Levine's whole post is worth reading but given some of our recent discussions, this part seemed particularly relevant.
In the North American television industry, an upfront is a group of gatherings hosted at the start of important advertising sales periods by television network executives, attended by the press and major advertisers. It is so named because of its main purpose, to allow marketers to buy television commercial airtime "up front", or several months before the television season begins.
The first upfront presentation was made by ABC in 1962, in an attempt to find out how advertisers felt about the network's new shows.
In the United States, the major broadcast networks' upfronts occur in New York City during the third week of May, the last full week of that month's sweeps period. The networks announce their fall primetime schedules, including tentative launch dates (i.e., fall or midseason) for new television programming, which may be "picked up" the week before. The programming announcements themselves are usually augmented with clips from the new television series, extravagant musical numbers, comedic scenes, and appearances by network stars, and take place at grand venues such as Lincoln Center, Radio City Music Hall, or Carnegie Hall. It is also the time when it is announced (by virtue of not being on the fall schedule) which shows are canceled for the next season. In recent years, the networks have mostly revealed this information to the public a few days before the actual presentation. Most cable networks present earlier in the spring since they usually program for the summer months; press attention to these announcements is usually much lighter.
Originally, before networks could own shows, the fights were with studios over number of episodes ordered and license fees. The license fee is what the network gives the studio to produce the show. The network was allowed two airings. If the cost of the show was more than the license fee then the studio paid the difference. The networks made their money by selling commercial time.As a bit of context, the television networks have spent more than half their lives under predictions of eminent demise. Go back to the late 70s and early 80s and you'll find columnists speculating that cable and the VCR would kill off at least one of the big three before 1990. These columns were recycled over the years with the advent of digital cable, DVDs, video games, the internet, the boom in original programming, streaming services and probably a few other developments I can't think of at the moment.

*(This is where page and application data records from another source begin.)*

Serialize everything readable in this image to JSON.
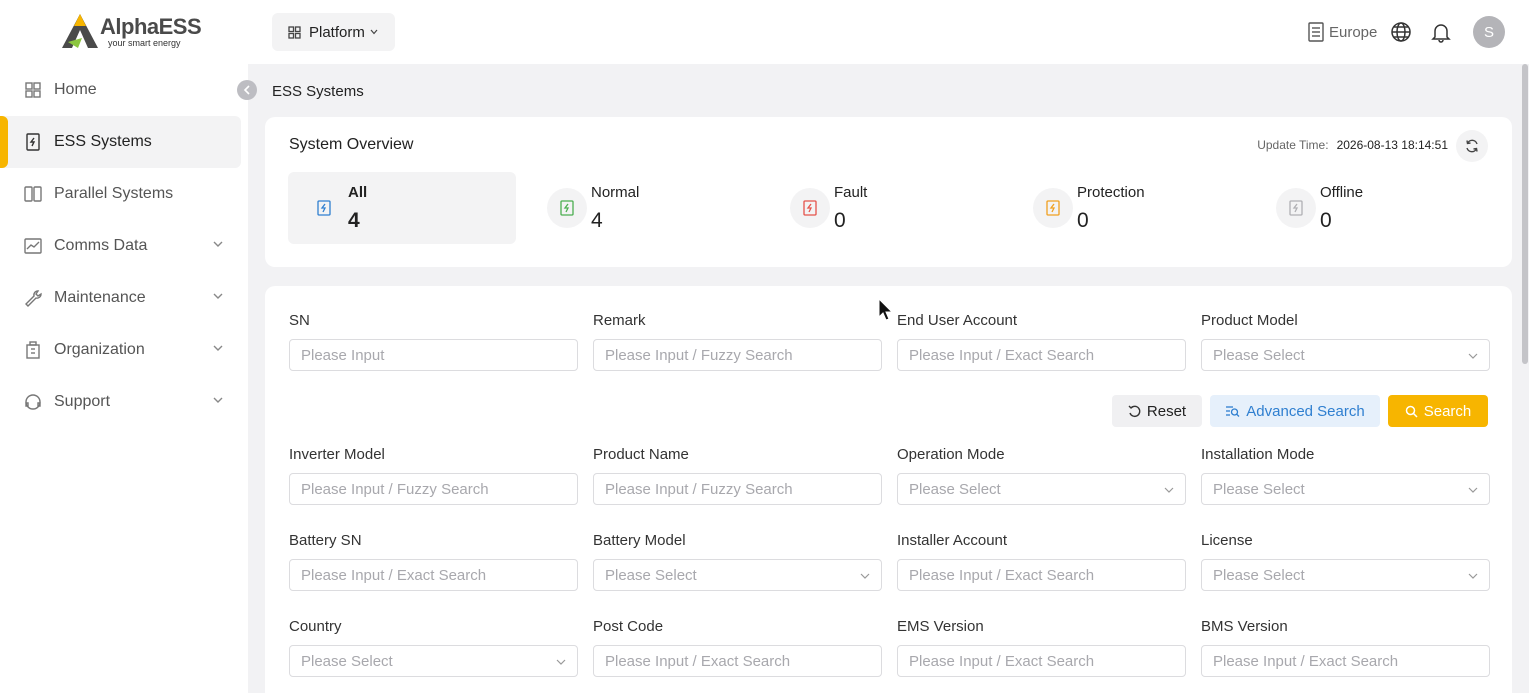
{
  "logo": {
    "brand": "AlphaESS",
    "tagline": "your smart energy"
  },
  "sidebar": {
    "items": [
      {
        "label": "Home",
        "icon": "home-icon",
        "active": false,
        "expandable": false
      },
      {
        "label": "ESS Systems",
        "icon": "ess-icon",
        "active": true,
        "expandable": false
      },
      {
        "label": "Parallel Systems",
        "icon": "parallel-icon",
        "active": false,
        "expandable": false
      },
      {
        "label": "Comms Data",
        "icon": "chart-icon",
        "active": false,
        "expandable": true
      },
      {
        "label": "Maintenance",
        "icon": "wrench-icon",
        "active": false,
        "expandable": true
      },
      {
        "label": "Organization",
        "icon": "building-icon",
        "active": false,
        "expandable": true
      },
      {
        "label": "Support",
        "icon": "support-icon",
        "active": false,
        "expandable": true
      }
    ]
  },
  "topbar": {
    "platform_label": "Platform",
    "region": "Europe",
    "avatar_initial": "S"
  },
  "breadcrumb": "ESS Systems",
  "overview": {
    "title": "System Overview",
    "update_label": "Update Time:",
    "update_value": "2026-08-13 18:14:51",
    "stats": [
      {
        "label": "All",
        "count": "4",
        "color": "#2f7fd0"
      },
      {
        "label": "Normal",
        "count": "4",
        "color": "#4caf50"
      },
      {
        "label": "Fault",
        "count": "0",
        "color": "#e5534b"
      },
      {
        "label": "Protection",
        "count": "0",
        "color": "#f0a020"
      },
      {
        "label": "Offline",
        "count": "0",
        "color": "#b0b0b4"
      }
    ]
  },
  "filters": {
    "row1": [
      {
        "label": "SN",
        "placeholder": "Please Input",
        "select": false
      },
      {
        "label": "Remark",
        "placeholder": "Please Input / Fuzzy Search",
        "select": false
      },
      {
        "label": "End User Account",
        "placeholder": "Please Input / Exact Search",
        "select": false
      },
      {
        "label": "Product Model",
        "placeholder": "Please Select",
        "select": true
      }
    ],
    "row2": [
      {
        "label": "Inverter Model",
        "placeholder": "Please Input / Fuzzy Search",
        "select": false
      },
      {
        "label": "Product Name",
        "placeholder": "Please Input / Fuzzy Search",
        "select": false
      },
      {
        "label": "Operation Mode",
        "placeholder": "Please Select",
        "select": true
      },
      {
        "label": "Installation Mode",
        "placeholder": "Please Select",
        "select": true
      }
    ],
    "row3": [
      {
        "label": "Battery SN",
        "placeholder": "Please Input / Exact Search",
        "select": false
      },
      {
        "label": "Battery Model",
        "placeholder": "Please Select",
        "select": true
      },
      {
        "label": "Installer Account",
        "placeholder": "Please Input / Exact Search",
        "select": false
      },
      {
        "label": "License",
        "placeholder": "Please Select",
        "select": true
      }
    ],
    "row4": [
      {
        "label": "Country",
        "placeholder": "Please Select",
        "select": true
      },
      {
        "label": "Post Code",
        "placeholder": "Please Input / Exact Search",
        "select": false
      },
      {
        "label": "EMS Version",
        "placeholder": "Please Input / Exact Search",
        "select": false
      },
      {
        "label": "BMS Version",
        "placeholder": "Please Input / Exact Search",
        "select": false
      }
    ],
    "buttons": {
      "reset": "Reset",
      "advanced": "Advanced Search",
      "search": "Search"
    }
  },
  "colors": {
    "accent": "#f7b500",
    "link": "#2f7fd0"
  }
}
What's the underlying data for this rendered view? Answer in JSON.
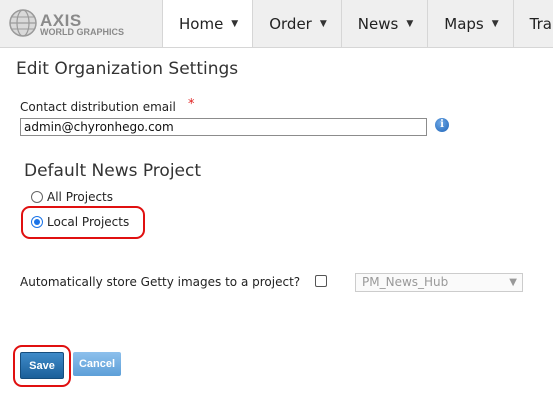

So if a series was cancelled after thirteen weeks and the studio shelled out a lot of additional costs it took a bath. But if the show was a hit, like say FRIENDS, then the studio owned it outright. At the time, syndication was the brass ring. Warner Brothers has made billions on FRIENDS. 20th continues to rake in money from MASH. It’s like a slot machine that just keeps paying out for over forty years.
Studios made so much money that the networks eventually cried poverty and lobbied the government to participate. They won and were allowed to own studios and shows. There was concern that the networks would then just pick up their own shows and squeeze out outside studios. "Oh no," they promised, "Our goal is to get the highest ratings so we'll buy the best shows regardless of who produces it." You know the result. For the most part networks only picked up shows they owned. If they bought a show from an outside studio they usually required partnership.
If you had an ownership stake in a series (let's say you were the writer/creator/showrunner) you now had another partner. Sort of reminds you of the Sopranos,’ doesn’t it? And even the big syndication dollars were in jeopardy. Why? Because networks began buying cable networks and selling their shows essentially to themselves at reduced rates. The ownership partners were undercut again. The networks profited in that they had quality programming for their upstart networks and they alone profited on the advertising. This prompted several lawsuits by folks with ownership stakes, like Alan Alda.
All of these new sources of competition continued to erode (losing a monopoly will do that), but they remained one of the dominant forces in the media landscape and thanks to deregulation and industry consolidation, companies like NBC/Universal/Comcast have unprecedented freedom to abuse market power.
We're thirty-plus years into an experiment in laissez-faire economics and certain conclusions are difficult to avoid.
1. Left unchecked, economic power tends to consolidate.
2. Once gained, that power is remarkably difficult to lose, even in the case of spectacularly incompetent management.
3. Inevitably, that power will be abused.
As a statistician, I know I'm always supposed to be calling for more data, but in this case, I think we have enough.